In the end of the eighties Heiman organized folk singing evenings with his accordion and guided folk singing groups. In addition, he was the artistic manager of the Hebrew Folk Singing Festivities in Arad for three years. This is what Heiman told about the beginning of Arad's festival: I met Bayga Shohat (then the mayor of Arad) in the office of Yossi Prost (then the manager of "Omanut La'am"), and they assigned me to bring Arad's Festival to the highest level of the Hebrew Folk Singing."

In 1996 Heiman recorded a first solo album made up of his songs. From this album, two songs were successful: Hof Aher, and the new version for Yemina Smola Vehal'ah, originally sang by Chava Alberstein.

Heiman lived in Mitzpe Hila (in the Galilee) for five years, there he managed four singing groups. After coming back to the center of Israel, he stopped guiding singing groups and began writing music to cinema, TV shows and children's videocassettes.

Heiman has a unique love affair with the city of Jerusalem, to which he wrote a number of songs. The first song was Zot Yerushalayim, with lyrics by Eitan Peretz. Another famous song about Jerusalem is the song Shuvi Bat Hasholamit. Heiman tells that this song originated in a bet with Dudu Barak about how many Jerusalem neighborhoods could fit in one song. Dudu won. All of the neighborhoods that existed back then are mentioned in the song.

In recent years, Heiman is occupied with rescuing early recordings of Hebrew Folk Singing. He produces the show "Nostalgia," which is constituted of old albums from between the late fifties and early seventies. In October 2003, the city of Petah Tikva held a tribute evening in honor of Heiman.
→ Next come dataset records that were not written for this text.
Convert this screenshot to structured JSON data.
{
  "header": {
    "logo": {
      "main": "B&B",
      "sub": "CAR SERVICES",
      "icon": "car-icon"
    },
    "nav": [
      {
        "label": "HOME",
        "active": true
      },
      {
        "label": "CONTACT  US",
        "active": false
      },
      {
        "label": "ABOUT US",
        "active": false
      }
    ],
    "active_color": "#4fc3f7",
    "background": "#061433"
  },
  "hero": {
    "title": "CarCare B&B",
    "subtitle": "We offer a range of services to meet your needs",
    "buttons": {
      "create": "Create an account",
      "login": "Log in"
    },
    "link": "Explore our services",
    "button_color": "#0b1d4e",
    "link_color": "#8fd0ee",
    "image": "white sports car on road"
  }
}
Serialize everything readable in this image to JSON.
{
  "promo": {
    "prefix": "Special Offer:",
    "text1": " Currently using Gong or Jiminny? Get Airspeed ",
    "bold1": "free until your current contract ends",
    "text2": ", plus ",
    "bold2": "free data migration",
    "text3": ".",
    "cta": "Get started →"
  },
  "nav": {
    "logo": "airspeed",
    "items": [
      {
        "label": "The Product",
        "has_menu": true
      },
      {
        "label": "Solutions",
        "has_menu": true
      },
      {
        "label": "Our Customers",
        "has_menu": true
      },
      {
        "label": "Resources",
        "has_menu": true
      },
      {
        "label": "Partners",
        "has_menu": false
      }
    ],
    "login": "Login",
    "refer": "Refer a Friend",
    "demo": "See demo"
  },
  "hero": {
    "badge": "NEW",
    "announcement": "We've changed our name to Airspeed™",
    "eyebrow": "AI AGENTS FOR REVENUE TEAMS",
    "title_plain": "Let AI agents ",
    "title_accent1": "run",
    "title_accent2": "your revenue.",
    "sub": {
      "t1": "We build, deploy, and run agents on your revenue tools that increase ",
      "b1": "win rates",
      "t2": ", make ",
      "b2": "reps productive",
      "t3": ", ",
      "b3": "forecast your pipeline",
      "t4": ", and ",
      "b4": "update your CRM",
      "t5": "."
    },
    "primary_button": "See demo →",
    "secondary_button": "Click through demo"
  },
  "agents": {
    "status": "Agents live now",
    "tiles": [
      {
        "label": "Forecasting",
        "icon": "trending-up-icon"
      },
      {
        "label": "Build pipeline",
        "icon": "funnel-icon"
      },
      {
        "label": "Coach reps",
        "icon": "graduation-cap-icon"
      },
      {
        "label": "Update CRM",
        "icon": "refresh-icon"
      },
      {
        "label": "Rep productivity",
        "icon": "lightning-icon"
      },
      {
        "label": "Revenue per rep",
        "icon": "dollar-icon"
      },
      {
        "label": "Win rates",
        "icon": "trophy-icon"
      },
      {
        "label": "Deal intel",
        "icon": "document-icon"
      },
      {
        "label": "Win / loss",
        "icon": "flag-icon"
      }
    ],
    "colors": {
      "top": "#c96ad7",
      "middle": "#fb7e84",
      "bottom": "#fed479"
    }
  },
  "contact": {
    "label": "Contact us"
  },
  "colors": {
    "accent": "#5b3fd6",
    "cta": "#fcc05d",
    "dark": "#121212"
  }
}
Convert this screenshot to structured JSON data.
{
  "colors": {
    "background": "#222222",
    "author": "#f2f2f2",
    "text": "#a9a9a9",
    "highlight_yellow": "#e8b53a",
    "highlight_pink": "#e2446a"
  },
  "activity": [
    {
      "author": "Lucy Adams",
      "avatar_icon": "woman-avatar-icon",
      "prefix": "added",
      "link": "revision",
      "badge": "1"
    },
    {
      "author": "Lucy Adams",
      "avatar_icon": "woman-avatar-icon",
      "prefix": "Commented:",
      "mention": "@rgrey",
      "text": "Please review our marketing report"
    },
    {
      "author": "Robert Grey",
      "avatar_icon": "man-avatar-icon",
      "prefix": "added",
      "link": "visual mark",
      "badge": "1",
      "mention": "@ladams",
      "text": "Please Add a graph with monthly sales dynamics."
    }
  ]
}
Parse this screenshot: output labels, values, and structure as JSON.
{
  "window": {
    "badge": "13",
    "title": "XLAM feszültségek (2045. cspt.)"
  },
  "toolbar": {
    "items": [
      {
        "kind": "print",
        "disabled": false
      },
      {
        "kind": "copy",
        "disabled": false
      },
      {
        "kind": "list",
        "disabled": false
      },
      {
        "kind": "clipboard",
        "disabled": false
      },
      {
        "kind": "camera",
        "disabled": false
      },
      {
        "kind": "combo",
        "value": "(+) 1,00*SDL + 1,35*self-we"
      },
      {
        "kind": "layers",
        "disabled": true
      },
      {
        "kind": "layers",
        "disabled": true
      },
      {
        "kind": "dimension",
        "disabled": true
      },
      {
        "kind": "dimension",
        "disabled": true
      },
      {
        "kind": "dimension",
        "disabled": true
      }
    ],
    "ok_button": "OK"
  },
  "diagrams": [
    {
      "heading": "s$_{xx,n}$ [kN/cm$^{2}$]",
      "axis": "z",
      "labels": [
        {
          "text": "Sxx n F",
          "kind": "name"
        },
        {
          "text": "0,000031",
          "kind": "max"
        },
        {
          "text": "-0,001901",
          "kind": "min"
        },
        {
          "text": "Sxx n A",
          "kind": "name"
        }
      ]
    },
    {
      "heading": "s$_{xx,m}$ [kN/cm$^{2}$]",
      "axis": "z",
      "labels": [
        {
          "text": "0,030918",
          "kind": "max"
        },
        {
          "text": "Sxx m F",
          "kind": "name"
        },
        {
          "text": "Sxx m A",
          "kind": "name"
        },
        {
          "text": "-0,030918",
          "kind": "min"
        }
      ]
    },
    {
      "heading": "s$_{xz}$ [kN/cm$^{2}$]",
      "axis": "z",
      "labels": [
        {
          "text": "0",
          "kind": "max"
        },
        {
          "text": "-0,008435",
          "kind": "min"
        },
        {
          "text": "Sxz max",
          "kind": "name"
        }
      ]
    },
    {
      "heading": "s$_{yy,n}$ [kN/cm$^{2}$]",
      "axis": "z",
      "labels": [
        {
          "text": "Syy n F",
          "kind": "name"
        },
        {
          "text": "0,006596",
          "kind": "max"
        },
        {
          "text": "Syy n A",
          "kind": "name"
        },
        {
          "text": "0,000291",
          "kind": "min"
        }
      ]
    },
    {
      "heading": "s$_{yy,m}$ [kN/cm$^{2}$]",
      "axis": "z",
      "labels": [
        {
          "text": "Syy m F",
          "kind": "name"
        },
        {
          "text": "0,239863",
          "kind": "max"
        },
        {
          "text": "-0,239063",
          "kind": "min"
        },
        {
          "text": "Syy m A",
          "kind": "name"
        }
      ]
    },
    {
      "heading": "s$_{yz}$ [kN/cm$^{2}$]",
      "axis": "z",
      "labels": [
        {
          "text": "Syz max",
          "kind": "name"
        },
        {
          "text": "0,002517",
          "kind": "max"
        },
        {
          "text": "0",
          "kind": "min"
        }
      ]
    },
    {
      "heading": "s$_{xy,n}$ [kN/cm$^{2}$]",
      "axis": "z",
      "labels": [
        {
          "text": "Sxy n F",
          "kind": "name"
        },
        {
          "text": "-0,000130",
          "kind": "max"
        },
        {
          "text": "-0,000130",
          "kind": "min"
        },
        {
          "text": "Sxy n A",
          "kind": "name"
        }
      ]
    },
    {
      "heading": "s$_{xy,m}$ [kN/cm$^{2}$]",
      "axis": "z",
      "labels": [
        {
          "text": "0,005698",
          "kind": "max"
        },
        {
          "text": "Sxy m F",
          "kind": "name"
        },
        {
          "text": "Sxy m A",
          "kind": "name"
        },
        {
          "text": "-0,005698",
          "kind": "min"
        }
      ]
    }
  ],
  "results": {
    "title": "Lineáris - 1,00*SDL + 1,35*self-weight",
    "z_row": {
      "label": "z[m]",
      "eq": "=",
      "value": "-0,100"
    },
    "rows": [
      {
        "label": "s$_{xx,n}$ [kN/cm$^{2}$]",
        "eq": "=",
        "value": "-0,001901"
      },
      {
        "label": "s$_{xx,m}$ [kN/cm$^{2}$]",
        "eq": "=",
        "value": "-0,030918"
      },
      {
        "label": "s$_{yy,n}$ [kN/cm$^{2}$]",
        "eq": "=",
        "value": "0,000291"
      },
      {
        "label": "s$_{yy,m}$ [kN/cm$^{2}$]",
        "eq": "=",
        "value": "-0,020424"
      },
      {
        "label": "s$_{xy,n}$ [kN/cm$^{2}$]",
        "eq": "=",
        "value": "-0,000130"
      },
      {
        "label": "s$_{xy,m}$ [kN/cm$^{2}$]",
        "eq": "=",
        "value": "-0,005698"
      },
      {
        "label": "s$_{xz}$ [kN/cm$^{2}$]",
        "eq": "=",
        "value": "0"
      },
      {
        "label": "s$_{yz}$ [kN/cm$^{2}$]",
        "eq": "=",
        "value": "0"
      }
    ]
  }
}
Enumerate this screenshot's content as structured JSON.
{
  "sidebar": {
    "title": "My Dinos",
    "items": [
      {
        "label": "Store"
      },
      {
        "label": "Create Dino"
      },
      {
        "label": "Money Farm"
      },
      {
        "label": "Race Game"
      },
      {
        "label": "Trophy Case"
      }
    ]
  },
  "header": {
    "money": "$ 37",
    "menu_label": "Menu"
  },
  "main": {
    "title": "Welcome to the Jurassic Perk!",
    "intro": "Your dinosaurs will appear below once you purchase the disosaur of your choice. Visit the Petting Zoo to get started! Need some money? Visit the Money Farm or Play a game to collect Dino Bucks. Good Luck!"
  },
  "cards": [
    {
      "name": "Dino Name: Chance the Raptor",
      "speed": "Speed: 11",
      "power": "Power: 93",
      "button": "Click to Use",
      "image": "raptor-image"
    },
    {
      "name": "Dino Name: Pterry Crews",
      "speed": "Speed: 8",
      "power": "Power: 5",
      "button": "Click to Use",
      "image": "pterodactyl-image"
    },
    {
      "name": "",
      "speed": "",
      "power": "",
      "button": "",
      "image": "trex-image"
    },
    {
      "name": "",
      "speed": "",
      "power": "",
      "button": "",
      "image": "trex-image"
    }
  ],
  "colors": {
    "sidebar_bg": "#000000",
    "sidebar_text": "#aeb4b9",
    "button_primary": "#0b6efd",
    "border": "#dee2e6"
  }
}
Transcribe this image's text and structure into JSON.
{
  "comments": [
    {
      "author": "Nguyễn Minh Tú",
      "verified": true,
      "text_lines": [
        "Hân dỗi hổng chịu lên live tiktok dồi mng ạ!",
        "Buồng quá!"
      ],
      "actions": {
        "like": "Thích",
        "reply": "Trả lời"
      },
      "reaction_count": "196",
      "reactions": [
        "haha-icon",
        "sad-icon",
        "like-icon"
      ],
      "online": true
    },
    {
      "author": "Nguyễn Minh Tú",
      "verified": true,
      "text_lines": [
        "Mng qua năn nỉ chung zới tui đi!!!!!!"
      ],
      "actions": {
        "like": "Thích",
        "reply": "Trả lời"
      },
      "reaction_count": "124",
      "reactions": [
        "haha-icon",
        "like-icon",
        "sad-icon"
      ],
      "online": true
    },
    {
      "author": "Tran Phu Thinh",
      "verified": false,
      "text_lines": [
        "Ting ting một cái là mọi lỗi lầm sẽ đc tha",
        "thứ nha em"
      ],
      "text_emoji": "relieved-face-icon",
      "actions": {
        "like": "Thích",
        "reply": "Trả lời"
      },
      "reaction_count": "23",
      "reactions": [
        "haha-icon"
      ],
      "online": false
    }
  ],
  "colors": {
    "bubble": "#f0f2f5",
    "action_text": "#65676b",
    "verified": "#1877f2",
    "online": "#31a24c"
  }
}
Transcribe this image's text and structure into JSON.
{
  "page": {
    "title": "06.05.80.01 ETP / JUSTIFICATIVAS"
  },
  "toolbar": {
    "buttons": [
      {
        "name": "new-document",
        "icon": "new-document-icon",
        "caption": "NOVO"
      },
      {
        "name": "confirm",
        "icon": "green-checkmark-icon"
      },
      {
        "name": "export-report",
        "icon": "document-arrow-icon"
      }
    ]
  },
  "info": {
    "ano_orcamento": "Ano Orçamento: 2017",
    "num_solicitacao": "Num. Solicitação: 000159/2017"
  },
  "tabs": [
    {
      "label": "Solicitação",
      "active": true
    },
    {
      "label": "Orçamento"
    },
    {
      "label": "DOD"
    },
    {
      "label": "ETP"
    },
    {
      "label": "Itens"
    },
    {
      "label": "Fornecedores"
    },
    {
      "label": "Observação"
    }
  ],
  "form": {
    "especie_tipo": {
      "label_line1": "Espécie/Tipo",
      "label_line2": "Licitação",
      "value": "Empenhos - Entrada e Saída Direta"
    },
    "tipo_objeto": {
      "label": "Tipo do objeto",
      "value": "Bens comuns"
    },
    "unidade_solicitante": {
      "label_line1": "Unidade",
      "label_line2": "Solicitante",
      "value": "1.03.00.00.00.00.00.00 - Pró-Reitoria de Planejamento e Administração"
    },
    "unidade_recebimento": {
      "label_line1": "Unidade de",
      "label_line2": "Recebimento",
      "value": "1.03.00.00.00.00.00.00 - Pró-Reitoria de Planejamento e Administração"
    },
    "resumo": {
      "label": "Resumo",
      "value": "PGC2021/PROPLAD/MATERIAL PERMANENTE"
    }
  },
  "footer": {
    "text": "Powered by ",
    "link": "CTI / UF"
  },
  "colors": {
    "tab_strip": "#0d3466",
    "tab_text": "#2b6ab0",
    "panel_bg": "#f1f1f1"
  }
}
Yizhar Cohen, Meir Banay, Avi Peretz and etc all participated in the evening. The evening was recorded and made into an album published in 2004, next to Heiman's 70th birthday.